This review is for the Rolleiflex 2.8 FX Medium Format Twin Lens Reflex Camera. The Rolleiflex is an intriguing camera – a long list of inspiring and master photographers considered this camera one of their favorites. Some famous Rolleiflex camera users include Richard Avedon, Robert Doisneau, Diane Arbus, and Vivian Maier, among others.
It’s been bugging me that I only have a handful of decent insect photos, despite owning a macro lens primarily for that purpose. When they weren’t flying or running away from me, they were biting me, and when I tried the pop-them-in-the-fridge-to-cool-them-down trick – well, let’s just say Mr. Tarantula is still napping. I felt awful about that and vowed never to ice down a critter again unless it was a penguin with heat stroke. Still I’ve been seeing tons of great bug photos lately and it rekindled my interest. If I could just dial in the lighting, maybe I could start nailing some great macro wildlife shots.
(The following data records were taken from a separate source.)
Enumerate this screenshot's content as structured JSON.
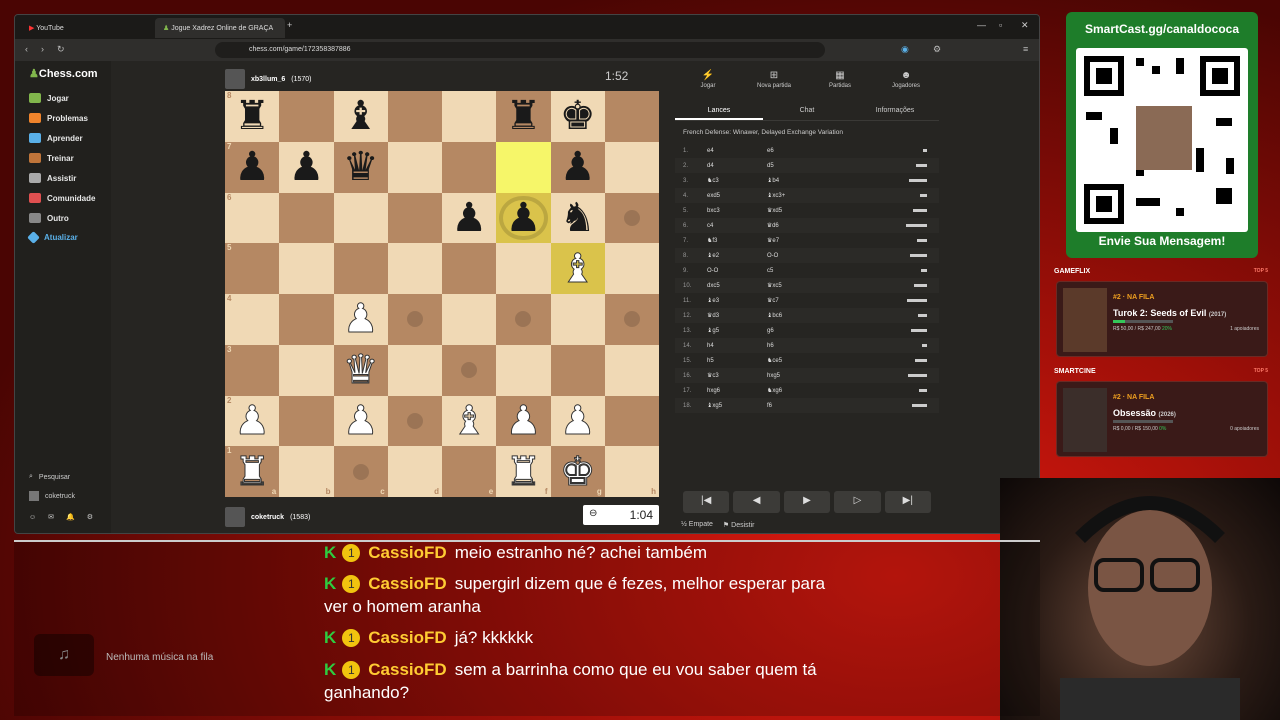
{
  "browser": {
    "tabs": [
      {
        "label": "YouTube"
      },
      {
        "label": "Jogue Xadrez Online de GRAÇA"
      }
    ],
    "url": "chess.com/game/172358387886"
  },
  "chess_sidebar": {
    "logo": "Chess.com",
    "items": [
      {
        "label": "Jogar",
        "color": "#81b64c"
      },
      {
        "label": "Problemas",
        "color": "#f0842c"
      },
      {
        "label": "Aprender",
        "color": "#5ab0e8"
      },
      {
        "label": "Treinar",
        "color": "#c0753a"
      },
      {
        "label": "Assistir",
        "color": "#aaaaaa"
      },
      {
        "label": "Comunidade",
        "color": "#e05050"
      },
      {
        "label": "Outro",
        "color": "#888888"
      },
      {
        "label": "Atualizar",
        "color": "#5ab0e8"
      }
    ],
    "search": "Pesquisar",
    "user": "coketruck"
  },
  "game": {
    "top_player": {
      "name": "xb3llum_6",
      "rating": "(1570)",
      "clock": "1:52"
    },
    "bottom_player": {
      "name": "coketruck",
      "rating": "(1583)",
      "clock": "1:04"
    },
    "files": [
      "a",
      "b",
      "c",
      "d",
      "e",
      "f",
      "g",
      "h"
    ],
    "ranks": [
      "8",
      "7",
      "6",
      "5",
      "4",
      "3",
      "2",
      "1"
    ],
    "board": [
      [
        "r",
        "",
        "b",
        "",
        "",
        "r",
        "k",
        ""
      ],
      [
        "p",
        "p",
        "q",
        "",
        "",
        "",
        "p",
        ""
      ],
      [
        "",
        "",
        "",
        "",
        "p",
        "p",
        "n",
        ""
      ],
      [
        "",
        "",
        "",
        "",
        "",
        "",
        "B",
        ""
      ],
      [
        "",
        "",
        "P",
        "",
        "",
        "",
        "",
        ""
      ],
      [
        "",
        "",
        "Q",
        "",
        "",
        "",
        "",
        ""
      ],
      [
        "P",
        "",
        "P",
        "",
        "B",
        "P",
        "P",
        ""
      ],
      [
        "R",
        "",
        "",
        "",
        "",
        "R",
        "K",
        ""
      ]
    ],
    "highlights": [
      "f7",
      "f6",
      "g5"
    ]
  },
  "panel": {
    "tabs": [
      {
        "label": "Jogar",
        "icon": "bolt-icon"
      },
      {
        "label": "Nova partida",
        "icon": "plus-icon"
      },
      {
        "label": "Partidas",
        "icon": "grid-icon"
      },
      {
        "label": "Jogadores",
        "icon": "players-icon"
      }
    ],
    "subtabs": [
      "Lances",
      "Chat",
      "Informações"
    ],
    "opening": "French Defense: Winawer, Delayed Exchange Variation",
    "moves": [
      {
        "n": "1.",
        "w": "e4",
        "b": "e6"
      },
      {
        "n": "2.",
        "w": "d4",
        "b": "d5"
      },
      {
        "n": "3.",
        "w": "♞c3",
        "b": "♝b4"
      },
      {
        "n": "4.",
        "w": "exd5",
        "b": "♝xc3+"
      },
      {
        "n": "5.",
        "w": "bxc3",
        "b": "♛xd5"
      },
      {
        "n": "6.",
        "w": "c4",
        "b": "♛d6"
      },
      {
        "n": "7.",
        "w": "♞f3",
        "b": "♛e7"
      },
      {
        "n": "8.",
        "w": "♝e2",
        "b": "O-O"
      },
      {
        "n": "9.",
        "w": "O-O",
        "b": "c5"
      },
      {
        "n": "10.",
        "w": "dxc5",
        "b": "♛xc5"
      },
      {
        "n": "11.",
        "w": "♝e3",
        "b": "♛c7"
      },
      {
        "n": "12.",
        "w": "♛d3",
        "b": "♝bc6"
      },
      {
        "n": "13.",
        "w": "♝g5",
        "b": "g6"
      },
      {
        "n": "14.",
        "w": "h4",
        "b": "h6"
      },
      {
        "n": "15.",
        "w": "h5",
        "b": "♞ce5"
      },
      {
        "n": "16.",
        "w": "♛c3",
        "b": "hxg5"
      },
      {
        "n": "17.",
        "w": "hxg6",
        "b": "♞xg6"
      },
      {
        "n": "18.",
        "w": "♝xg5",
        "b": "f6"
      }
    ],
    "draw": "Empate",
    "resign": "Desistir"
  },
  "smartcast": {
    "title": "SmartCast.gg/canaldococa",
    "footer": "Envie Sua Mensagem!"
  },
  "gameflix": {
    "header": "GAMEFLIX",
    "top": "TOP 5",
    "rank": "#2",
    "tag": "NA FILA",
    "title": "Turok 2: Seeds of Evil",
    "year": "(2017)",
    "money": "R$ 50,00 / R$ 247,00",
    "pct": "20%",
    "pct_value": 0.2,
    "supporters": "1 apoiadores"
  },
  "smartcine": {
    "header": "SMARTCINE",
    "top": "TOP 5",
    "rank": "#2",
    "tag": "NA FILA",
    "title": "Obsessão",
    "year": "(2026)",
    "money": "R$ 0,00 / R$ 150,00",
    "pct": "0%",
    "pct_value": 0.0,
    "supporters": "0 apoiadores"
  },
  "music": {
    "empty": "Nenhuma música na fila"
  },
  "chat": [
    {
      "user": "CassioFD",
      "text": "meio estranho né? achei também"
    },
    {
      "user": "CassioFD",
      "text": "supergirl dizem que é fezes, melhor esperar para ver o homem aranha"
    },
    {
      "user": "CassioFD",
      "text": "já? kkkkkk"
    },
    {
      "user": "CassioFD",
      "text": "sem a barrinha como que eu vou saber quem tá ganhando?"
    }
  ]
}
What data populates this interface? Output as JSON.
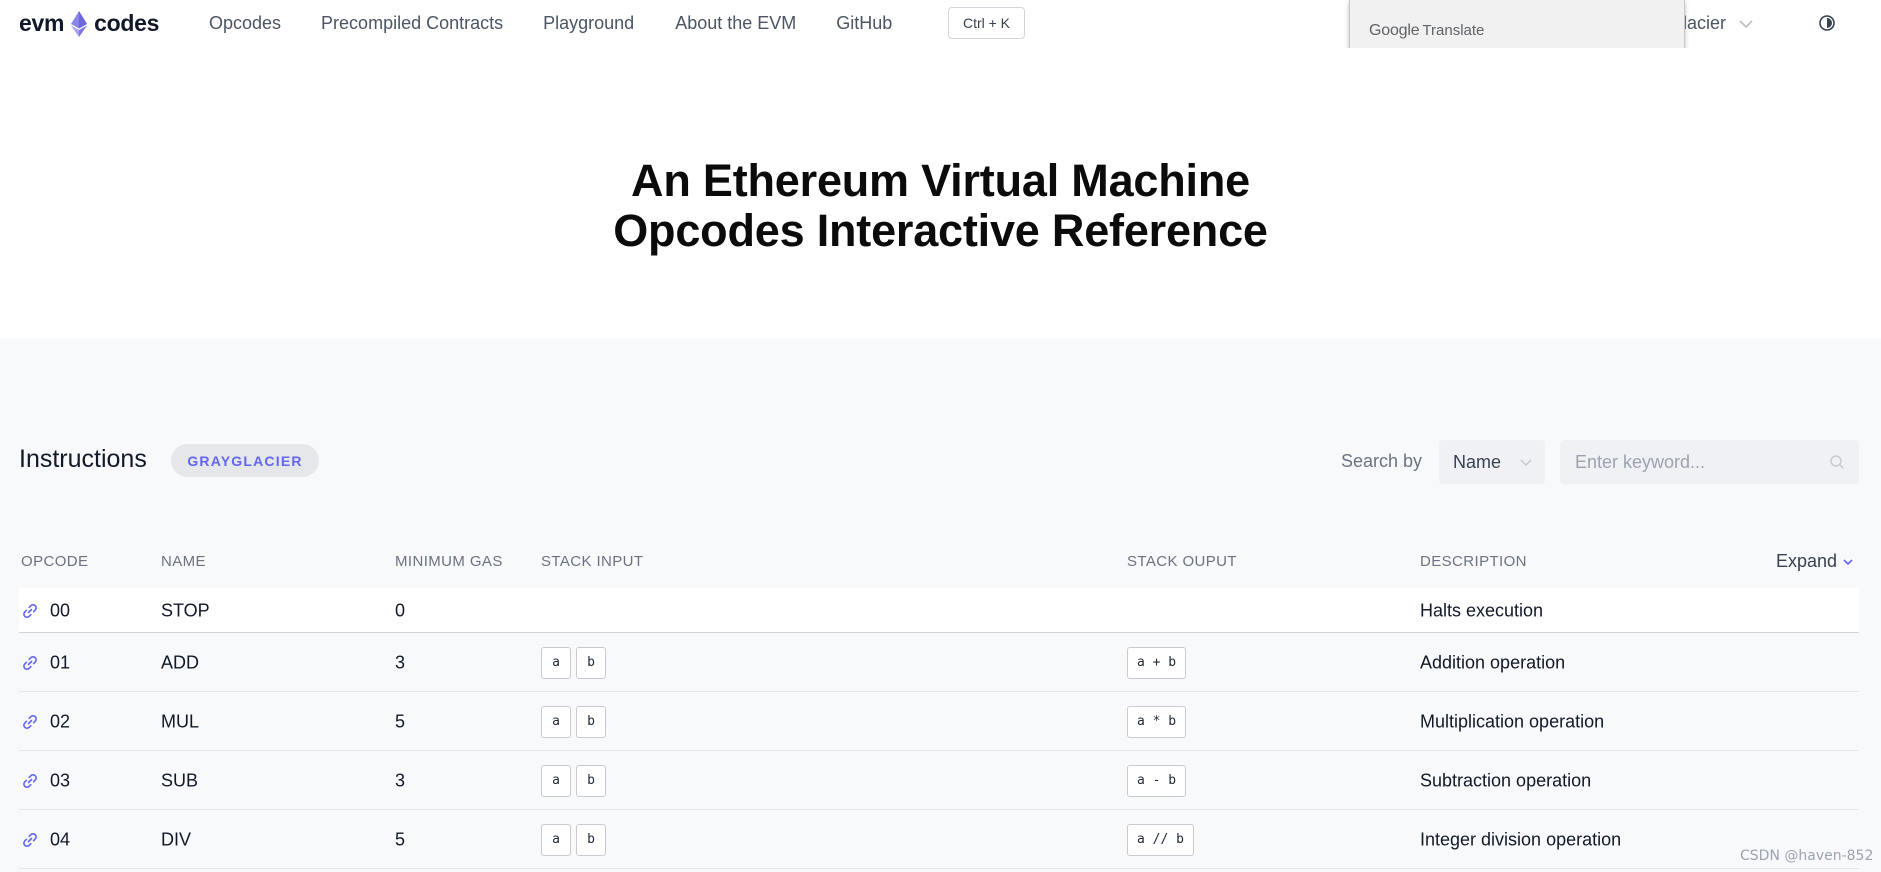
{
  "header": {
    "logo_left": "evm",
    "logo_right": "codes",
    "nav": [
      {
        "label": "Opcodes"
      },
      {
        "label": "Precompiled Contracts"
      },
      {
        "label": "Playground"
      },
      {
        "label": "About the EVM"
      },
      {
        "label": "GitHub"
      }
    ],
    "shortcut": "Ctrl + K",
    "fork_selected": "yGlacier",
    "translate_google": "Google",
    "translate_label": "Translate"
  },
  "hero": {
    "title_line1": "An Ethereum Virtual Machine",
    "title_line2": "Opcodes Interactive Reference"
  },
  "instructions": {
    "title": "Instructions",
    "fork_badge": "GRAYGLACIER",
    "search_by_label": "Search by",
    "search_type": "Name",
    "search_placeholder": "Enter keyword...",
    "columns": {
      "opcode": "OPCODE",
      "name": "NAME",
      "min_gas": "MINIMUM GAS",
      "stack_input": "STACK INPUT",
      "stack_output": "STACK OUPUT",
      "description": "DESCRIPTION"
    },
    "expand_label": "Expand",
    "rows": [
      {
        "opcode": "00",
        "name": "STOP",
        "gas": "0",
        "input": [],
        "output": [],
        "description": "Halts execution"
      },
      {
        "opcode": "01",
        "name": "ADD",
        "gas": "3",
        "input": [
          "a",
          "b"
        ],
        "output": [
          "a + b"
        ],
        "description": "Addition operation"
      },
      {
        "opcode": "02",
        "name": "MUL",
        "gas": "5",
        "input": [
          "a",
          "b"
        ],
        "output": [
          "a * b"
        ],
        "description": "Multiplication operation"
      },
      {
        "opcode": "03",
        "name": "SUB",
        "gas": "3",
        "input": [
          "a",
          "b"
        ],
        "output": [
          "a - b"
        ],
        "description": "Subtraction operation"
      },
      {
        "opcode": "04",
        "name": "DIV",
        "gas": "5",
        "input": [
          "a",
          "b"
        ],
        "output": [
          "a // b"
        ],
        "description": "Integer division operation"
      }
    ]
  },
  "watermark": "CSDN @haven-852",
  "colors": {
    "accent": "#6366f1",
    "section_bg": "#f8f9fb",
    "text": "#111827"
  }
}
October 16 of 2013 marks an important milestone in the history of photography, because it is the date when Sony announced world’s first full-frame mirrorless cameras, the Sony A7 and A7R. The Sony A7, being the cheaper model aimed for general use, sports a 24 MP sensor and offers hybrid autofocus, while the A7R with its high resolution 36 MP sensor is targeted at more specific types of photography including landscape, architecture, studio and product photography. Since the official release of these cameras, I had a chance to test both in 2014 as soon as they were available. However, I did not write detailed reviews for a number of reasons including native lens shortage and availability, all kinds of initial firmware bugs and lags, shutter vibrations (A7R), slow start up time, compressed RAW, terrible menu system, poor battery life and a number of other annoying issues. On top of that, 2014 was also a year of personal transformation for me, so I was incredibly busy trying to shuffle a lot of things at the same time. To put it short, my lack of time and my negative experience with these cameras contributed to reviews being put off for a later date. When Sony released the A7S a bit later, I did not see drastic changes aside from the camera sensor, so I put off reviewing that camera for a while as well. However, when Sony announced the second iteration of the A7-series, the A7 II, I immediately requested a review unit for evaluation. By then, Sony already had a few more native lenses to choose from and I had high hopes that Sony perhaps addressed many of the concerns from the original A7 in this new camera. In addition, the Sony A7 II came with in-body image stabilization (IBIS), which interested me a lot – with so many different adapters available for other lens mounts, the A7 II looked rather promising as a versatile tool that could stabilize pretty much any lens on the market. And that in itself sounded really good, so off I went with my journey to assess the new Sony A7 II.